China Health Insurance
Your Health Insurance Experts
Call Us in China  (+86) 21 2426 6400
Get Free Quote
Live Chat

4 Healthy Ways to Welcome Spring in Shanghai

Ready for spring? Or are you still trying to shake off those lingering chills of winter? Here are some ideas to get you into a happy, healthy frame of mind for the warm months to come.

It occurred to me one particularly nice day in early May several years back while lying in a park enjoying the warm sunshine, cool breeze (and doing my best to completely ignore the huge number of other park-goers that day) that China’s holiday schedule, Chinese New Year excepted of course, seem to intentionally coincide with the nicest times of the year to be outside.

Given that nine of the national holidays are based on the lunar calendar and change annually, it’s nice to know that those of us tied to the Chinese work schedule can, at the very least, get a couple of multi-day breaks during Shanghai’s all too short spring to enjoy the weather -- even if it does mean sharing what little grass is available with 23 million other sun-starved city-dwellers. And for anyone with a bit more flexibility in their schedule, spring is even better because it means that you can indulge in all this glorious weather that you want, while still beating the crowds by getting outside mid-week.

So, to kick your Shanghai spring off right, here are a few suggestions for some healthy, outdoor, family-friendly springtime activities to pry you out of winter mode and get ready for the fast-approaching summer.

1. Jiashan Market Saturday Co-op

Two Saturdays a month during spring the old knitting-factory complex turned shopping, dining, living and eco-gardens space hosts a “farmer’s market” of sorts where local artisans meet up to sell all sorts of green-focused products. Items for sale include organic vegetables, cheese, honey, meat, bread, coffee and other produce, as well as knitting supplies and other oddities. It’s the sort of pop-up city market you would find in Greenwich Village in New York or Thomas More Square in London, only much smaller.

Still, for former French Concession residents or anyone who just wants a great cup of coffee in a nice atmosphere while enjoying a beautiful day, with plenty of samples to keep the kids occupied for a while, the Jiashan Market is a good bet. For times, dates, and directions check out TimeOut Shanghai’s review here.

For a one day only market event, online-grocer Fields is hosting a marketplace in Pudong at the Kerry Parkside Hotel on April 26. Visit Shanghai Expat’s write up for details.

2. Learn To Save A Life

China’s lack of a “good Samaritan” law and the general fear of/disinterest in others during a medical emergency is appalling. But this is no reason for you to adopt the same can’t-be-bothered-to-save-someone’s-life attitude. In fact, the person you save could be your very own family member.

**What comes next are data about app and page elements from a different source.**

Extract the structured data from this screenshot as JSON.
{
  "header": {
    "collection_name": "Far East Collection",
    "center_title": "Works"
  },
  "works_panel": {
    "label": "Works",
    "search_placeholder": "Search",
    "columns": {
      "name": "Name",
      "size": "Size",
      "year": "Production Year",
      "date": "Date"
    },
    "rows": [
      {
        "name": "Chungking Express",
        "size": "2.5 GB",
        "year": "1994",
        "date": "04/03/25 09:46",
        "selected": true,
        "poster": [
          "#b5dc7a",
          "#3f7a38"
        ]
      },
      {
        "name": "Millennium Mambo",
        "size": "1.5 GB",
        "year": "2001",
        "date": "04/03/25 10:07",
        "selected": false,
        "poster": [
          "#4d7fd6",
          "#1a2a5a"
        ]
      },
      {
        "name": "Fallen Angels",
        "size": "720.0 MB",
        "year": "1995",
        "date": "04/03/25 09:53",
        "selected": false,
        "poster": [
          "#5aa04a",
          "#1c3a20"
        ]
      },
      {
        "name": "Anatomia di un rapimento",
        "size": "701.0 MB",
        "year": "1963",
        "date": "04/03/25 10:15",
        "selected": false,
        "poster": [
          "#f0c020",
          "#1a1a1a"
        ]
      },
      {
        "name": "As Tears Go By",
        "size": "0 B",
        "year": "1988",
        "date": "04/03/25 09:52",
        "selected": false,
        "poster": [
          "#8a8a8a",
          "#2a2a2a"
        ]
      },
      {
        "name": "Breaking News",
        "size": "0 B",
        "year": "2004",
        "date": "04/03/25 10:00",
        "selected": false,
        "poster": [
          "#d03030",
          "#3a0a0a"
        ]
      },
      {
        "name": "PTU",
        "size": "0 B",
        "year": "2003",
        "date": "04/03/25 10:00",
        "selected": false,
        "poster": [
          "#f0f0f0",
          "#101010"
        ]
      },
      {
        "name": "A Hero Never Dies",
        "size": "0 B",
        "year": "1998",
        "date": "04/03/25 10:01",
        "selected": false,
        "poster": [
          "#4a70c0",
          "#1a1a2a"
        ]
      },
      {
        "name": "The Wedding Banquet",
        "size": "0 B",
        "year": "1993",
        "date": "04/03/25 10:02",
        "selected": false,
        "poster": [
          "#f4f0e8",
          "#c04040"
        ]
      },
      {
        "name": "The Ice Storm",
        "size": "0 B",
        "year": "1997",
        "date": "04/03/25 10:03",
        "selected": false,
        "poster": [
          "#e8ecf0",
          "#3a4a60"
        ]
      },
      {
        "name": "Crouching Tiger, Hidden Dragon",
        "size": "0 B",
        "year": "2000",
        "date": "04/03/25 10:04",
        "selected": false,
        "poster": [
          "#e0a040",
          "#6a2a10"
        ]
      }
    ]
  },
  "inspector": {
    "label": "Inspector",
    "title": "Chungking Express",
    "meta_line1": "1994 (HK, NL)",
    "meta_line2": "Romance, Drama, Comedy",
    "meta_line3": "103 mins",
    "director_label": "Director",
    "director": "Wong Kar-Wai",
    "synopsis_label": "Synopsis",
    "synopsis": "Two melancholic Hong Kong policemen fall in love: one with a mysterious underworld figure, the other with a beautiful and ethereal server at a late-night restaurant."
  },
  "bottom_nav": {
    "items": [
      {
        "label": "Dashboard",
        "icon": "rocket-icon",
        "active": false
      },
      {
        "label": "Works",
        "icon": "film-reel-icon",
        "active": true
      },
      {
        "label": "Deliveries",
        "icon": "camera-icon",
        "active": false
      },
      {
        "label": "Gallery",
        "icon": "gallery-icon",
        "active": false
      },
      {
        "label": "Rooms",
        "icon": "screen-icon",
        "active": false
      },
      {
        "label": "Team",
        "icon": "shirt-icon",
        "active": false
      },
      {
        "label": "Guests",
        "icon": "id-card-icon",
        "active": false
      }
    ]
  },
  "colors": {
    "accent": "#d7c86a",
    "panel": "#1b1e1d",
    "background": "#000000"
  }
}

Private hospital chain Parkway Health is hosting a CPR and first-aid workshop in English on Tuesday April 15 and vacancies are still available for anyone interested in learning or refreshing their life-saving skills for just RMB400 per person.

It may not be the most fun and relaxing way to spend a day (since it’s indoors and life-saving is serious business) but it could be the best thing you do for yourself, your family, or a total stranger this spring. For more details and to enroll, click here.

3. Drag Racing

Not the 325mph kind, but the paddling down a river kind. June 2 is Dragon Boat Festival day in China this year, and as always there will be races hosted around the city in several major waterways. While the significance is lost on many foreigners, and even local Chinese for the most part, Dragon Boat Festival is allegedly to commemorate the death of Qu Yuan who killed himself in opposition to the corruption of this emperor in the third century – or so the story goes.

Anyhow, there is always a big longboat race in Suzhou Creek that ends near the Bund, so it is a great opportunity to check out the Suzhou Creek Waterside Parks, watch the races, and take the family for a stroll ending at Shanghai’s most historic and scenic area, all while getting a taste of what locals do nowadays to commemorate their country’s millennia old culture.

4. Go Fly A Kite

The Chinese have been flying kites longer than anybody. After all, they were invented here. To honor this ancient tradition, and because kids and grown-ups both love kites, pick one up and take advantage of the fantastic, breezy days while we’ve got them. Plus, getting outside for some fresh air and a little running to get the kite into the air is good for everybody.

While the older local gentlemen in Shanghai are famous for taking their kite flying to the next level, with equipment that looks more like it belongs on a sport fishing boat than in the park and with kites the size of light aircraft (complete with lights for night use), those of us who are novice kite-pilots can still join in on the action with a cheap-and-cheerful unit from the corner store. No need to pay a lot for what may well end up a tree decoration.

Head to any park with a decent patch of grass and not too many other kite flyers or too many nearby trees to earn your wings, and don’t forget to bring a blanket and some drinks and snacks so you can relax during the flight. If this isn’t a relaxed, healthy, stress-free way to ease into spring, nothing is.


Loved this article? Like and share!